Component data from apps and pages
++++++++++

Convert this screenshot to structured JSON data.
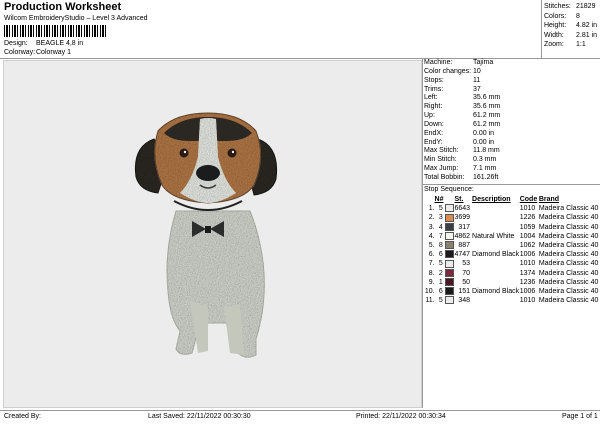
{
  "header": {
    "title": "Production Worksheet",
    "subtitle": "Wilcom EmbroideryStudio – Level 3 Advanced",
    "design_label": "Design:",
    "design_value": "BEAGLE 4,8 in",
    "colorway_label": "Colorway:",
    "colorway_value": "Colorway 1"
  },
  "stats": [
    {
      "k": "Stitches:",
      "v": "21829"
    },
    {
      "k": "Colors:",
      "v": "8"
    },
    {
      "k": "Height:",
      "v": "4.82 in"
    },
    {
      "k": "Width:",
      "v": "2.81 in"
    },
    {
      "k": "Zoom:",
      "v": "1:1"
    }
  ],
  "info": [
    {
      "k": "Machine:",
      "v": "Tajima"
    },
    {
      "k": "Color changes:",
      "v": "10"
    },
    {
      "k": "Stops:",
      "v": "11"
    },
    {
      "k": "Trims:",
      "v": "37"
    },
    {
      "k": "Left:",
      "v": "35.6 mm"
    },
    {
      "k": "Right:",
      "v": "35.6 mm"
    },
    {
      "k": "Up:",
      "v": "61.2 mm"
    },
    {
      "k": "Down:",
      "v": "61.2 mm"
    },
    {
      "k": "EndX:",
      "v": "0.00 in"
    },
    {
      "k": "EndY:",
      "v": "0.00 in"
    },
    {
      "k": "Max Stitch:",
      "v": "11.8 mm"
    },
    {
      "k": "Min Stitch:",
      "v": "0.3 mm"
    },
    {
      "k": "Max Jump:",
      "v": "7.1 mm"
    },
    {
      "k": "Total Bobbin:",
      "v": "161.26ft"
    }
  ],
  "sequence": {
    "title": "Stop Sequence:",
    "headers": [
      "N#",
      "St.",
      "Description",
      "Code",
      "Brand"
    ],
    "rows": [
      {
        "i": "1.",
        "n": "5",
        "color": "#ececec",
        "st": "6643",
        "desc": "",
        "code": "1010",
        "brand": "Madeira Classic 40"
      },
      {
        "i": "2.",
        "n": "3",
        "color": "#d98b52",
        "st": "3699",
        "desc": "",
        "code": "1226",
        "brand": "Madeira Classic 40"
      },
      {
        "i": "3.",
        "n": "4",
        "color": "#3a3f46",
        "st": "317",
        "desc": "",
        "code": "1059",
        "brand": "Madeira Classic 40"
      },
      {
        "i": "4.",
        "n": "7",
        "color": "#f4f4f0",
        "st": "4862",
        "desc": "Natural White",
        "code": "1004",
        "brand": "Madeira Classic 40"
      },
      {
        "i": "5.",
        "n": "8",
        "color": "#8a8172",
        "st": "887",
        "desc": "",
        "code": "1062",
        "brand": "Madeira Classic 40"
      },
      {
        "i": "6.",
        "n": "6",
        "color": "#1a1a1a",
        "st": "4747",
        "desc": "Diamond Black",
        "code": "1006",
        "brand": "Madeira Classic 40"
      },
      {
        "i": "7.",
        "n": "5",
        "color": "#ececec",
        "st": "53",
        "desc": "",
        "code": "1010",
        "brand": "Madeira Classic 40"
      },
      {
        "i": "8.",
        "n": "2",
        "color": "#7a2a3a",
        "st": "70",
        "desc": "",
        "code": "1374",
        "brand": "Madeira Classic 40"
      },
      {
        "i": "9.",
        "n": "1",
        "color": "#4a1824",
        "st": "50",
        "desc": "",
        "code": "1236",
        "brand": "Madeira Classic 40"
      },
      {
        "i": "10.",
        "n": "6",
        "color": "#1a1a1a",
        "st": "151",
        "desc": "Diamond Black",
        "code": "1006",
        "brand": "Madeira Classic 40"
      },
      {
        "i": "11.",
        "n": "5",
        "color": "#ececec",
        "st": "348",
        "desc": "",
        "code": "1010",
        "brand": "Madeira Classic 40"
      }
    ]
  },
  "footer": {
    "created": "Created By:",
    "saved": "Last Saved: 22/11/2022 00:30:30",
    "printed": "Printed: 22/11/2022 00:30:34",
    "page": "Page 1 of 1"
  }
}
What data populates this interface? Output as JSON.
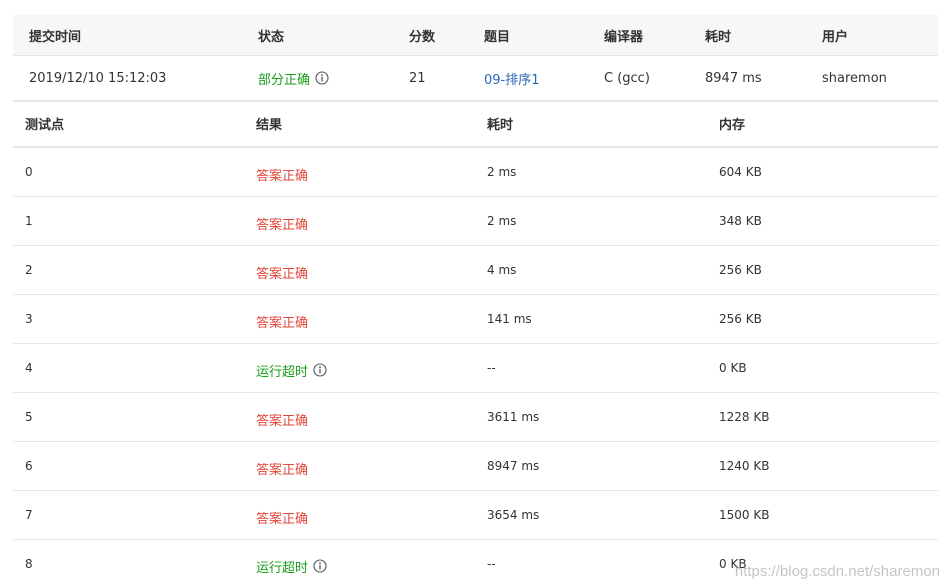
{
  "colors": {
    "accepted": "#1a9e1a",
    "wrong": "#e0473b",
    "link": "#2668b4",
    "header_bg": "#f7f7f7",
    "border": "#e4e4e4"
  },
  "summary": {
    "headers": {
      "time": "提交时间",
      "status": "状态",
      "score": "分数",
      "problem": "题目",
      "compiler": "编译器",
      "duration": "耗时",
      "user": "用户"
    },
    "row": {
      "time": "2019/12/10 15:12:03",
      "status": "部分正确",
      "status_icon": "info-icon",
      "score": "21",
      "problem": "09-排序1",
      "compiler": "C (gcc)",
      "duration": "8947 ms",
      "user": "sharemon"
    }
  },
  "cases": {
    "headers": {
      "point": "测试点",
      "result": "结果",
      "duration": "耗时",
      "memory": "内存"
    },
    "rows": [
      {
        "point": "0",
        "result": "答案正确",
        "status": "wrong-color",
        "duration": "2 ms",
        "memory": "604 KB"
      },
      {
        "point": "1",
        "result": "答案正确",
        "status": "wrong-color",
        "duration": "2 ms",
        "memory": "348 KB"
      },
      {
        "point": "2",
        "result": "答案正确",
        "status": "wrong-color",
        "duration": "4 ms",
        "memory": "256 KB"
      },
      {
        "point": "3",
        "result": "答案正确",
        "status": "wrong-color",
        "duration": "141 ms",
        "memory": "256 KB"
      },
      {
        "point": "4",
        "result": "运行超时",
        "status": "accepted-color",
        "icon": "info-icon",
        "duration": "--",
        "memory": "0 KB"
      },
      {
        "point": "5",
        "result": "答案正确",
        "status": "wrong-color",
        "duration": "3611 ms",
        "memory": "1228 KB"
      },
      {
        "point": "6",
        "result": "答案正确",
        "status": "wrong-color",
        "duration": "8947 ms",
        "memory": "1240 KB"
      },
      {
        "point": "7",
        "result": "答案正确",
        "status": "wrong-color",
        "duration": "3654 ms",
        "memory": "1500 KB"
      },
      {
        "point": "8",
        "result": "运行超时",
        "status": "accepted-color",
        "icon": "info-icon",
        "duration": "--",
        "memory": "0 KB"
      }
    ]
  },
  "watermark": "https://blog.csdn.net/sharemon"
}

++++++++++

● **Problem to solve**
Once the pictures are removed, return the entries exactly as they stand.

● **Written solution**
Convert this screenshot to structured JSON data.
{
  "header": {
    "title": "Production Worksheet",
    "subtitle": "Wilcom EmbroideryStudio – Level 3 Advanced",
    "design_label": "Design:",
    "design_value": "BEAGLE 4,8 in",
    "colorway_label": "Colorway:",
    "colorway_value": "Colorway 1"
  },
  "stats": [
    {
      "k": "Stitches:",
      "v": "21829"
    },
    {
      "k": "Colors:",
      "v": "8"
    },
    {
      "k": "Height:",
      "v": "4.82 in"
    },
    {
      "k": "Width:",
      "v": "2.81 in"
    },
    {
      "k": "Zoom:",
      "v": "1:1"
    }
  ],
  "info": [
    {
      "k": "Machine:",
      "v": "Tajima"
    },
    {
      "k": "Color changes:",
      "v": "10"
    },
    {
      "k": "Stops:",
      "v": "11"
    },
    {
      "k": "Trims:",
      "v": "37"
    },
    {
      "k": "Left:",
      "v": "35.6 mm"
    },
    {
      "k": "Right:",
      "v": "35.6 mm"
    },
    {
      "k": "Up:",
      "v": "61.2 mm"
    },
    {
      "k": "Down:",
      "v": "61.2 mm"
    },
    {
      "k": "EndX:",
      "v": "0.00 in"
    },
    {
      "k": "EndY:",
      "v": "0.00 in"
    },
    {
      "k": "Max Stitch:",
      "v": "11.8 mm"
    },
    {
      "k": "Min Stitch:",
      "v": "0.3 mm"
    },
    {
      "k": "Max Jump:",
      "v": "7.1 mm"
    },
    {
      "k": "Total Bobbin:",
      "v": "161.26ft"
    }
  ],
  "sequence": {
    "title": "Stop Sequence:",
    "headers": [
      "N#",
      "St.",
      "Description",
      "Code",
      "Brand"
    ],
    "rows": [
      {
        "i": "1.",
        "n": "5",
        "color": "#ececec",
        "st": "6643",
        "desc": "",
        "code": "1010",
        "brand": "Madeira Classic 40"
      },
      {
        "i": "2.",
        "n": "3",
        "color": "#d98b52",
        "st": "3699",
        "desc": "",
        "code": "1226",
        "brand": "Madeira Classic 40"
      },
      {
        "i": "3.",
        "n": "4",
        "color": "#3a3f46",
        "st": "317",
        "desc": "",
        "code": "1059",
        "brand": "Madeira Classic 40"
      },
      {
        "i": "4.",
        "n": "7",
        "color": "#f4f4f0",
        "st": "4862",
        "desc": "Natural White",
        "code": "1004",
        "brand": "Madeira Classic 40"
      },
      {
        "i": "5.",
        "n": "8",
        "color": "#8a8172",
        "st": "887",
        "desc": "",
        "code": "1062",
        "brand": "Madeira Classic 40"
      },
      {
        "i": "6.",
        "n": "6",
        "color": "#1a1a1a",
        "st": "4747",
        "desc": "Diamond Black",
        "code": "1006",
        "brand": "Madeira Classic 40"
      },
      {
        "i": "7.",
        "n": "5",
        "color": "#ececec",
        "st": "53",
        "desc": "",
        "code": "1010",
        "brand": "Madeira Classic 40"
      },
      {
        "i": "8.",
        "n": "2",
        "color": "#7a2a3a",
        "st": "70",
        "desc": "",
        "code": "1374",
        "brand": "Madeira Classic 40"
      },
      {
        "i": "9.",
        "n": "1",
        "color": "#4a1824",
        "st": "50",
        "desc": "",
        "code": "1236",
        "brand": "Madeira Classic 40"
      },
      {
        "i": "10.",
        "n": "6",
        "color": "#1a1a1a",
        "st": "151",
        "desc": "Diamond Black",
        "code": "1006",
        "brand": "Madeira Classic 40"
      },
      {
        "i": "11.",
        "n": "5",
        "color": "#ececec",
        "st": "348",
        "desc": "",
        "code": "1010",
        "brand": "Madeira Classic 40"
      }
    ]
  },
  "footer": {
    "created": "Created By:",
    "saved": "Last Saved: 22/11/2022 00:30:30",
    "printed": "Printed: 22/11/2022 00:30:34",
    "page": "Page 1 of 1"
  }
}
What data populates this interface? Output as JSON.
{
  "colors": {
    "accepted": "#1a9e1a",
    "wrong": "#e0473b",
    "link": "#2668b4",
    "header_bg": "#f7f7f7",
    "border": "#e4e4e4"
  },
  "summary": {
    "headers": {
      "time": "提交时间",
      "status": "状态",
      "score": "分数",
      "problem": "题目",
      "compiler": "编译器",
      "duration": "耗时",
      "user": "用户"
    },
    "row": {
      "time": "2019/12/10 15:12:03",
      "status": "部分正确",
      "status_icon": "info-icon",
      "score": "21",
      "problem": "09-排序1",
      "compiler": "C (gcc)",
      "duration": "8947 ms",
      "user": "sharemon"
    }
  },
  "cases": {
    "headers": {
      "point": "测试点",
      "result": "结果",
      "duration": "耗时",
      "memory": "内存"
    },
    "rows": [
      {
        "point": "0",
        "result": "答案正确",
        "status": "wrong-color",
        "duration": "2 ms",
        "memory": "604 KB"
      },
      {
        "point": "1",
        "result": "答案正确",
        "status": "wrong-color",
        "duration": "2 ms",
        "memory": "348 KB"
      },
      {
        "point": "2",
        "result": "答案正确",
        "status": "wrong-color",
        "duration": "4 ms",
        "memory": "256 KB"
      },
      {
        "point": "3",
        "result": "答案正确",
        "status": "wrong-color",
        "duration": "141 ms",
        "memory": "256 KB"
      },
      {
        "point": "4",
        "result": "运行超时",
        "status": "accepted-color",
        "icon": "info-icon",
        "duration": "--",
        "memory": "0 KB"
      },
      {
        "point": "5",
        "result": "答案正确",
        "status": "wrong-color",
        "duration": "3611 ms",
        "memory": "1228 KB"
      },
      {
        "point": "6",
        "result": "答案正确",
        "status": "wrong-color",
        "duration": "8947 ms",
        "memory": "1240 KB"
      },
      {
        "point": "7",
        "result": "答案正确",
        "status": "wrong-color",
        "duration": "3654 ms",
        "memory": "1500 KB"
      },
      {
        "point": "8",
        "result": "运行超时",
        "status": "accepted-color",
        "icon": "info-icon",
        "duration": "--",
        "memory": "0 KB"
      }
    ]
  },
  "watermark": "https://blog.csdn.net/sharemon"
}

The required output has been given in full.